*** Data shown ***

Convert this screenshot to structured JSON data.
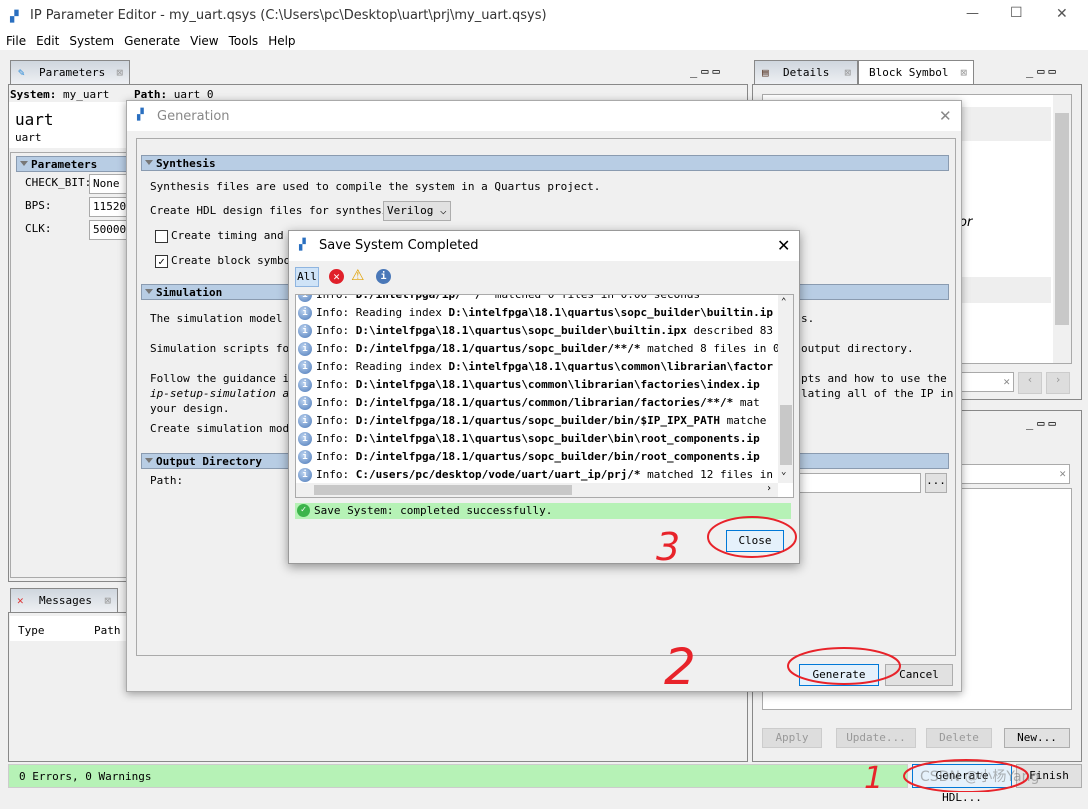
{
  "window": {
    "title": "IP Parameter Editor - my_uart.qsys (C:\\Users\\pc\\Desktop\\uart\\prj\\my_uart.qsys)",
    "minimize": "—",
    "maximize": "☐",
    "close": "✕"
  },
  "menu": [
    "File",
    "Edit",
    "System",
    "Generate",
    "View",
    "Tools",
    "Help"
  ],
  "parameters_panel": {
    "tab": "Parameters",
    "system_label": "System:",
    "system_value": "my_uart",
    "path_label": "Path:",
    "path_value": "uart_0",
    "component_title": "uart",
    "component_sub": "uart",
    "section": "Parameters",
    "rows": [
      {
        "label": "CHECK_BIT:",
        "value": "None"
      },
      {
        "label": "BPS:",
        "value": "115200"
      },
      {
        "label": "CLK:",
        "value": "50000000"
      }
    ]
  },
  "messages_panel": {
    "tab": "Messages",
    "columns": [
      "Type",
      "Path"
    ]
  },
  "details_panel": {
    "tabs": [
      "Details",
      "Block Symbol"
    ],
    "partial_text": "or"
  },
  "right_buttons": {
    "apply": "Apply",
    "update": "Update...",
    "delete": "Delete",
    "new": "New..."
  },
  "status": {
    "text": "0 Errors, 0 Warnings",
    "generate_hdl": "Generate HDL...",
    "finish": "Finish"
  },
  "generation_dialog": {
    "title": "Generation",
    "synthesis": {
      "header": "Synthesis",
      "desc": "Synthesis files are used to compile the system in a Quartus project.",
      "hdl_label": "Create HDL design files for synthesis:",
      "hdl_value": "Verilog",
      "timing_label": "Create timing and re",
      "timing_checked": false,
      "block_label": "Create block symbol",
      "block_checked": true
    },
    "simulation": {
      "header": "Simulation",
      "line1_left": "The simulation model co",
      "line1_right": "s.",
      "line2_left": "Simulation scripts for",
      "line2_right": "output directory.",
      "line3_left": "Follow the guidance in",
      "line3_right": "pts and how to use the",
      "line4_left": "ip-setup-simulation and",
      "line4_right": "lating all of the IP in",
      "line5": "your design.",
      "line6": "Create simulation model"
    },
    "output": {
      "header": "Output Directory",
      "path_label": "Path:",
      "browse": "..."
    },
    "generate": "Generate",
    "cancel": "Cancel"
  },
  "save_dialog": {
    "title": "Save System Completed",
    "filter_all": "All",
    "filters": [
      "error-icon",
      "warning-icon",
      "info-icon"
    ],
    "log": [
      {
        "pre": "Info: ",
        "plain1": "",
        "bold": "D:/intelfpga/ip/**/*",
        "plain2": " matched 0 files in 0.00 seconds"
      },
      {
        "pre": "Info: ",
        "plain1": "Reading index ",
        "bold": "D:\\intelfpga\\18.1\\quartus\\sopc_builder\\builtin.ip",
        "plain2": ""
      },
      {
        "pre": "Info: ",
        "plain1": "",
        "bold": "D:\\intelfpga\\18.1\\quartus\\sopc_builder\\builtin.ipx",
        "plain2": " described 83"
      },
      {
        "pre": "Info: ",
        "plain1": "",
        "bold": "D:/intelfpga/18.1/quartus/sopc_builder/**/*",
        "plain2": " matched 8 files in 0"
      },
      {
        "pre": "Info: ",
        "plain1": "Reading index ",
        "bold": "D:\\intelfpga\\18.1\\quartus\\common\\librarian\\factor",
        "plain2": ""
      },
      {
        "pre": "Info: ",
        "plain1": "",
        "bold": "D:\\intelfpga\\18.1\\quartus\\common\\librarian\\factories\\index.ip",
        "plain2": ""
      },
      {
        "pre": "Info: ",
        "plain1": "",
        "bold": "D:/intelfpga/18.1/quartus/common/librarian/factories/**/*",
        "plain2": " mat"
      },
      {
        "pre": "Info: ",
        "plain1": "",
        "bold": "D:/intelfpga/18.1/quartus/sopc_builder/bin/$IP_IPX_PATH",
        "plain2": " matche"
      },
      {
        "pre": "Info: ",
        "plain1": "",
        "bold": "D:\\intelfpga\\18.1\\quartus\\sopc_builder\\bin\\root_components.ip",
        "plain2": ""
      },
      {
        "pre": "Info: ",
        "plain1": "",
        "bold": "D:/intelfpga/18.1/quartus/sopc_builder/bin/root_components.ip",
        "plain2": ""
      },
      {
        "pre": "Info: ",
        "plain1": "",
        "bold": "C:/users/pc/desktop/vode/uart/uart_ip/prj/*",
        "plain2": " matched 12 files in"
      }
    ],
    "success": "Save System: completed successfully.",
    "close": "Close"
  },
  "annotations": {
    "color": "#e8232a",
    "marks": [
      "1",
      "2",
      "3"
    ]
  },
  "watermark": "CSDN @小杨Yang",
  "colors": {
    "section_header": "#b8cde4",
    "status_green": "#b6f2b6",
    "success_green": "#b6f2b6",
    "focus_blue": "#0078d7"
  }
}
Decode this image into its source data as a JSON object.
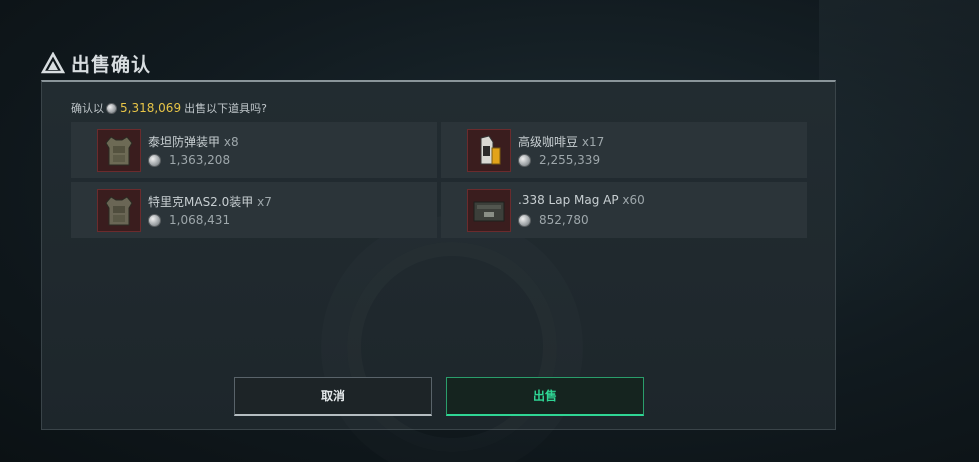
{
  "dialog": {
    "title": "出售确认",
    "prompt_prefix": "确认以",
    "total_amount": "5,318,069",
    "prompt_suffix": "出售以下道具吗?"
  },
  "items": [
    {
      "name": "泰坦防弹装甲",
      "qty": "x8",
      "price": "1,363,208",
      "icon": "body-armor-icon"
    },
    {
      "name": "高级咖啡豆",
      "qty": "x17",
      "price": "2,255,339",
      "icon": "coffee-bag-icon"
    },
    {
      "name": "特里克MAS2.0装甲",
      "qty": "x7",
      "price": "1,068,431",
      "icon": "body-armor-icon"
    },
    {
      "name": ".338 Lap Mag AP",
      "qty": "x60",
      "price": "852,780",
      "icon": "ammo-box-icon"
    }
  ],
  "buttons": {
    "cancel": "取消",
    "sell": "出售"
  },
  "colors": {
    "amount": "#e8c547",
    "sell_accent": "#2fd594",
    "item_thumb_bg": "#3a1d1e"
  }
}
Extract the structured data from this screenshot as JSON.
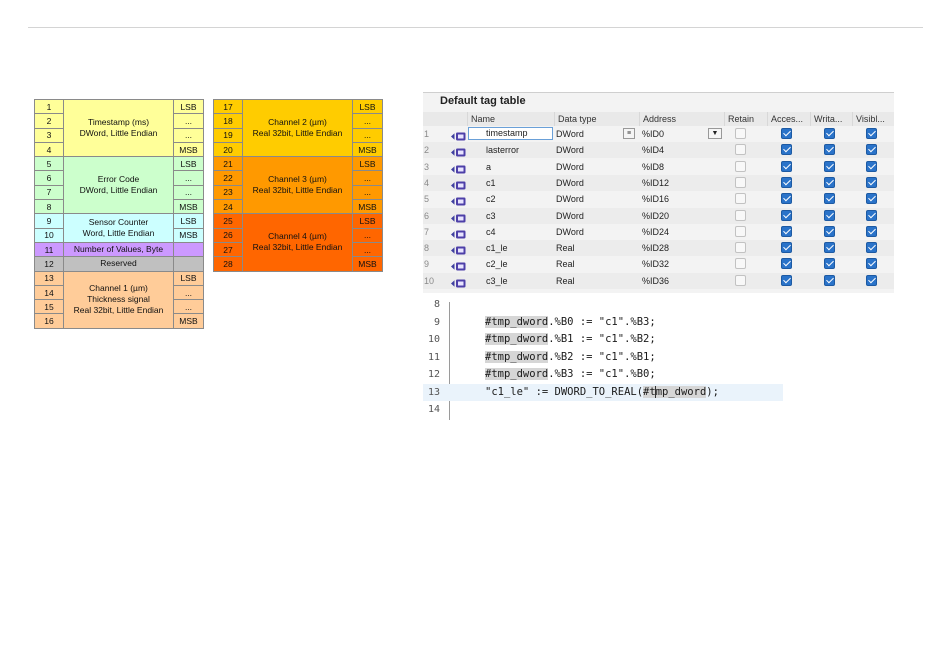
{
  "memory_map": {
    "left": [
      {
        "num": "1",
        "desc": "Timestamp (ms)\nDWord, Little Endian",
        "bit": "LSB",
        "bg": "#ffff99"
      },
      {
        "num": "2",
        "bit": "...",
        "bg": "#ffff99"
      },
      {
        "num": "3",
        "bit": "...",
        "bg": "#ffff99"
      },
      {
        "num": "4",
        "bit": "MSB",
        "bg": "#ffff99"
      },
      {
        "num": "5",
        "desc": "Error Code\nDWord, Little Endian",
        "bit": "LSB",
        "bg": "#ccffcc"
      },
      {
        "num": "6",
        "bit": "...",
        "bg": "#ccffcc"
      },
      {
        "num": "7",
        "bit": "...",
        "bg": "#ccffcc"
      },
      {
        "num": "8",
        "bit": "MSB",
        "bg": "#ccffcc"
      },
      {
        "num": "9",
        "desc": "Sensor Counter\nWord, Little Endian",
        "bit": "LSB",
        "bg": "#ccffff"
      },
      {
        "num": "10",
        "bit": "MSB",
        "bg": "#ccffff"
      },
      {
        "num": "11",
        "desc": "Number of Values, Byte",
        "bit": "",
        "bg": "#cc99ff"
      },
      {
        "num": "12",
        "desc": "Reserved",
        "bit": "",
        "bg": "#c0c0c0"
      },
      {
        "num": "13",
        "desc": "Channel 1 (µm)\nThickness signal\nReal 32bit, Little Endian",
        "bit": "LSB",
        "bg": "#ffcc99"
      },
      {
        "num": "14",
        "bit": "...",
        "bg": "#ffcc99"
      },
      {
        "num": "15",
        "bit": "...",
        "bg": "#ffcc99"
      },
      {
        "num": "16",
        "bit": "MSB",
        "bg": "#ffcc99"
      }
    ],
    "right": [
      {
        "num": "17",
        "desc": "Channel 2 (µm)\nReal 32bit, Little Endian",
        "bit": "LSB",
        "bg": "#ffcc00"
      },
      {
        "num": "18",
        "bit": "...",
        "bg": "#ffcc00"
      },
      {
        "num": "19",
        "bit": "...",
        "bg": "#ffcc00"
      },
      {
        "num": "20",
        "bit": "MSB",
        "bg": "#ffcc00"
      },
      {
        "num": "21",
        "desc": "Channel 3 (µm)\nReal 32bit, Little Endian",
        "bit": "LSB",
        "bg": "#ff9900"
      },
      {
        "num": "22",
        "bit": "...",
        "bg": "#ff9900"
      },
      {
        "num": "23",
        "bit": "...",
        "bg": "#ff9900"
      },
      {
        "num": "24",
        "bit": "MSB",
        "bg": "#ff9900"
      },
      {
        "num": "25",
        "desc": "Channel 4 (µm)\nReal 32bit, Little Endian",
        "bit": "LSB",
        "bg": "#ff6600"
      },
      {
        "num": "26",
        "bit": "...",
        "bg": "#ff6600"
      },
      {
        "num": "27",
        "bit": "...",
        "bg": "#ff6600"
      },
      {
        "num": "28",
        "bit": "MSB",
        "bg": "#ff6600"
      }
    ]
  },
  "tag_table": {
    "title": "Default tag table",
    "headers": {
      "name": "Name",
      "data_type": "Data type",
      "address": "Address",
      "retain": "Retain",
      "access": "Acces...",
      "write": "Writa...",
      "visible": "Visibl..."
    },
    "rows": [
      {
        "n": "1",
        "name": "timestamp",
        "type": "DWord",
        "addr": "%ID0",
        "retain": false,
        "access": true,
        "write": true,
        "visible": true
      },
      {
        "n": "2",
        "name": "lasterror",
        "type": "DWord",
        "addr": "%ID4",
        "retain": false,
        "access": true,
        "write": true,
        "visible": true
      },
      {
        "n": "3",
        "name": "a",
        "type": "DWord",
        "addr": "%ID8",
        "retain": false,
        "access": true,
        "write": true,
        "visible": true
      },
      {
        "n": "4",
        "name": "c1",
        "type": "DWord",
        "addr": "%ID12",
        "retain": false,
        "access": true,
        "write": true,
        "visible": true
      },
      {
        "n": "5",
        "name": "c2",
        "type": "DWord",
        "addr": "%ID16",
        "retain": false,
        "access": true,
        "write": true,
        "visible": true
      },
      {
        "n": "6",
        "name": "c3",
        "type": "DWord",
        "addr": "%ID20",
        "retain": false,
        "access": true,
        "write": true,
        "visible": true
      },
      {
        "n": "7",
        "name": "c4",
        "type": "DWord",
        "addr": "%ID24",
        "retain": false,
        "access": true,
        "write": true,
        "visible": true
      },
      {
        "n": "8",
        "name": "c1_le",
        "type": "Real",
        "addr": "%ID28",
        "retain": false,
        "access": true,
        "write": true,
        "visible": true
      },
      {
        "n": "9",
        "name": "c2_le",
        "type": "Real",
        "addr": "%ID32",
        "retain": false,
        "access": true,
        "write": true,
        "visible": true
      },
      {
        "n": "10",
        "name": "c3_le",
        "type": "Real",
        "addr": "%ID36",
        "retain": false,
        "access": true,
        "write": true,
        "visible": true
      }
    ]
  },
  "code": {
    "lines": [
      {
        "n": "8"
      },
      {
        "n": "9",
        "var": "#tmp_dword",
        "rest": ".%B0 := \"c1\".%B3;"
      },
      {
        "n": "10",
        "var": "#tmp_dword",
        "rest": ".%B1 := \"c1\".%B2;"
      },
      {
        "n": "11",
        "var": "#tmp_dword",
        "rest": ".%B2 := \"c1\".%B1;"
      },
      {
        "n": "12",
        "var": "#tmp_dword",
        "rest": ".%B3 := \"c1\".%B0;"
      },
      {
        "n": "13",
        "pre": "\"c1_le\" := DWORD_TO_REAL(",
        "arg_a": "#t",
        "arg_b": "mp_dword",
        "post": ");"
      },
      {
        "n": "14"
      }
    ]
  }
}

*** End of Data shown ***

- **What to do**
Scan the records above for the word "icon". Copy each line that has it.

- **Result for this exercise**
      "error-icon",
      "warning-icon",
      "info-icon"
      "icon": "body-armor-icon"
      "icon": "coffee-bag-icon"
      "icon": "body-armor-icon"
      "icon": "ammo-box-icon"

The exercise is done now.